▸ **Work required**:
Copy each line of the entries below that contains the string "this".

▸ **Supplied material**:

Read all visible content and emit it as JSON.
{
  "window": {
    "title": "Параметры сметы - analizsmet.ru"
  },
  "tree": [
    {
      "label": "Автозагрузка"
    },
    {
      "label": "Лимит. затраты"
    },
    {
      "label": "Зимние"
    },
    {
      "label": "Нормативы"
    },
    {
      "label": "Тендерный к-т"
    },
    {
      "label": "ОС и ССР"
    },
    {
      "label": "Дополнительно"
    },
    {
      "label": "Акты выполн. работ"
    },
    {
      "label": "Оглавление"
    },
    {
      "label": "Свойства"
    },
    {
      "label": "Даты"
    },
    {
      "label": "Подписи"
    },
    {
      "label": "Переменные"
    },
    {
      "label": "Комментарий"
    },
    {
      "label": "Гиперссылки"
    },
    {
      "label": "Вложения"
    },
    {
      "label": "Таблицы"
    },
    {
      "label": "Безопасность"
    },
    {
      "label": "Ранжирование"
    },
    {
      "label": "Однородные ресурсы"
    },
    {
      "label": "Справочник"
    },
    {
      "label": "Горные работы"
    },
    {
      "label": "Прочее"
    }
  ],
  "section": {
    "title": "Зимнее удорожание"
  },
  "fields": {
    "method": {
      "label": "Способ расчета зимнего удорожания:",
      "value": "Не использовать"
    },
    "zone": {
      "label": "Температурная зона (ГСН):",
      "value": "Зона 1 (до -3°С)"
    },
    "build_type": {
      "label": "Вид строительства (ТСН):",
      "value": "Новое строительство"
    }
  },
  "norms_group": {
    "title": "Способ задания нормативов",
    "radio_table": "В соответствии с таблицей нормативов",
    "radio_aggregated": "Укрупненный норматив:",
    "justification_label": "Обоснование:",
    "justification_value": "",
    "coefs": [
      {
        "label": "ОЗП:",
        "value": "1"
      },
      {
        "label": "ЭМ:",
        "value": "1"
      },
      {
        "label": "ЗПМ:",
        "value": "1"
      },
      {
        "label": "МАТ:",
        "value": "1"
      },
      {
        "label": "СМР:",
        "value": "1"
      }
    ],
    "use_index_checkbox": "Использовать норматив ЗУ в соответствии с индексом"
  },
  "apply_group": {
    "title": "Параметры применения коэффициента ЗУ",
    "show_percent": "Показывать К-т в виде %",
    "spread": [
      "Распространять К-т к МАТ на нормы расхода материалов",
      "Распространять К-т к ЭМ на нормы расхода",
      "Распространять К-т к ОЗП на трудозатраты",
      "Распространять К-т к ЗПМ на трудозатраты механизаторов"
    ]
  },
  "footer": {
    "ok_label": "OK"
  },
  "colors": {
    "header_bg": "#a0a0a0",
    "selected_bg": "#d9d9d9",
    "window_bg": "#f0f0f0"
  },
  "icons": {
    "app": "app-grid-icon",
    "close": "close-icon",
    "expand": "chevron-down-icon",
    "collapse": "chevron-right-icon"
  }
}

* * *

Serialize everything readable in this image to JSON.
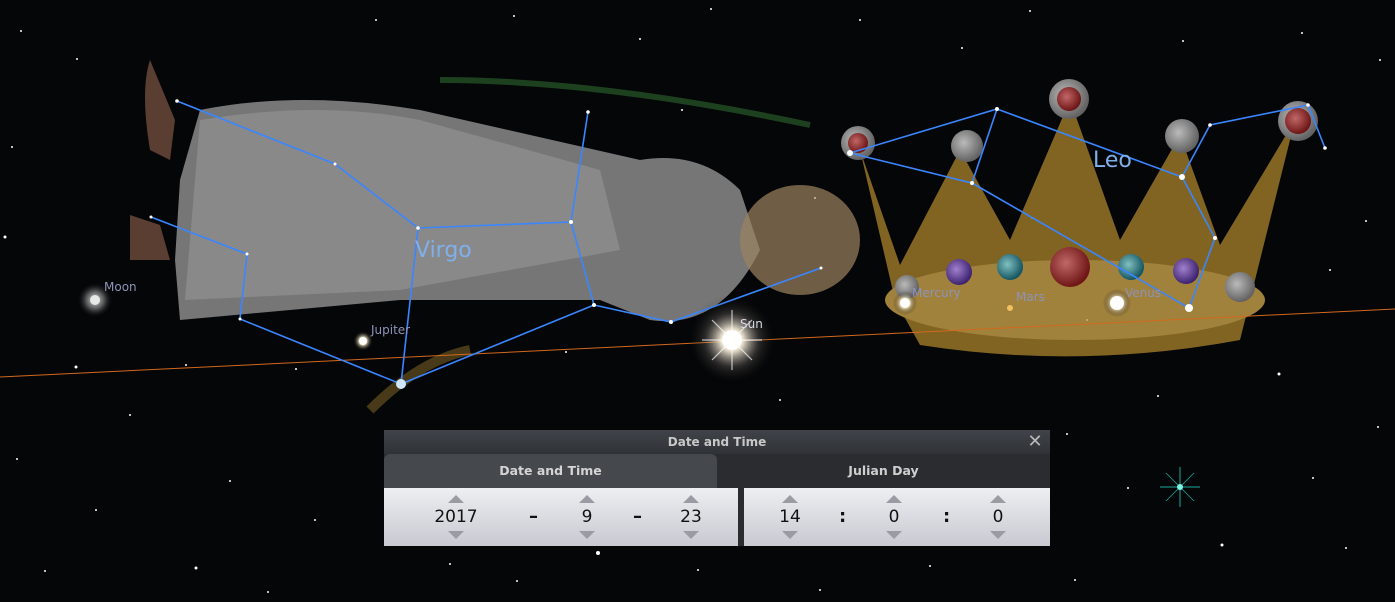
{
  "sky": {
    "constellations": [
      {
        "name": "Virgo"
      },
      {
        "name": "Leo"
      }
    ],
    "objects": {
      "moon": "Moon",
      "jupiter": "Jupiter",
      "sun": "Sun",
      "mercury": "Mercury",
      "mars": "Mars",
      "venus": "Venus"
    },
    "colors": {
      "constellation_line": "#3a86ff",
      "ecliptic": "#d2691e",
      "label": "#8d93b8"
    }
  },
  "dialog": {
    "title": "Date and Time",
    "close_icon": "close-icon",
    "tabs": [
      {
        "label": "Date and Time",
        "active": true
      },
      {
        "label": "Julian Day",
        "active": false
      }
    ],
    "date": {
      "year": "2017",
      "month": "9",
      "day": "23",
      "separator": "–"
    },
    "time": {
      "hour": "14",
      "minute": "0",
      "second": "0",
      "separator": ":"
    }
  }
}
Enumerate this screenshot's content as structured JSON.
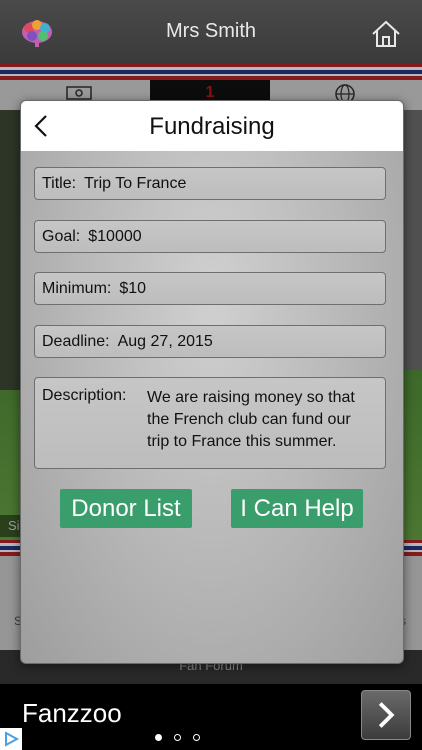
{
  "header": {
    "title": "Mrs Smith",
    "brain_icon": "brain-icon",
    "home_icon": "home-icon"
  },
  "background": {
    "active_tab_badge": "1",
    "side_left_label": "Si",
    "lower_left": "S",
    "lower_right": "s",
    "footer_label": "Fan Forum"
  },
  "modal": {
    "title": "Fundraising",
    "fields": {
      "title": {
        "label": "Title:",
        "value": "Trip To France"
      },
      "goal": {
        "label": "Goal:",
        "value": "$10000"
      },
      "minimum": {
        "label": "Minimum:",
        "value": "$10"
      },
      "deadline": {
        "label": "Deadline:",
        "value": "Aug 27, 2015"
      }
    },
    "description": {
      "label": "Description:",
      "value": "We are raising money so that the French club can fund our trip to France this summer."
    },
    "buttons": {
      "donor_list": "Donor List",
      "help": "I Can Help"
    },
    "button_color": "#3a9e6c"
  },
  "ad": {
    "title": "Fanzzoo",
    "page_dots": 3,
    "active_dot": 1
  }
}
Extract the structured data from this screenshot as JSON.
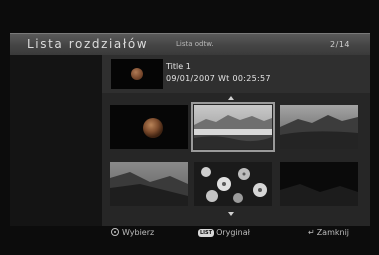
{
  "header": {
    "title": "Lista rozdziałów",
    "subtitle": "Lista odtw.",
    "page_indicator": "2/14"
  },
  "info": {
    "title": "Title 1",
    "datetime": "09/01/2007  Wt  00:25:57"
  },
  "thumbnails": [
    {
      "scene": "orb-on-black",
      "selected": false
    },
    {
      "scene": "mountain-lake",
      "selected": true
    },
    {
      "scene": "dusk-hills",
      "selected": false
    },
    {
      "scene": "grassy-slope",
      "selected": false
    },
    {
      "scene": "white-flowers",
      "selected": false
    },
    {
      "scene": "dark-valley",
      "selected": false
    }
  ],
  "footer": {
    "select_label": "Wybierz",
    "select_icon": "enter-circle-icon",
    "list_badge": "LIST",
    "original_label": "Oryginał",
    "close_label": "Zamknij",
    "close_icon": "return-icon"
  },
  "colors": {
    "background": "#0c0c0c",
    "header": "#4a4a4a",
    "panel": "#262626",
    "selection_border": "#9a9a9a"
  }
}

▸ **Answer space**:
Serialize everything readable in this image to JSON.
Enumerate this screenshot's content as structured JSON.
      "value": "We are raising money so that the French club can fund our trip to France this summer."
Extract the structured data from this screenshot as JSON.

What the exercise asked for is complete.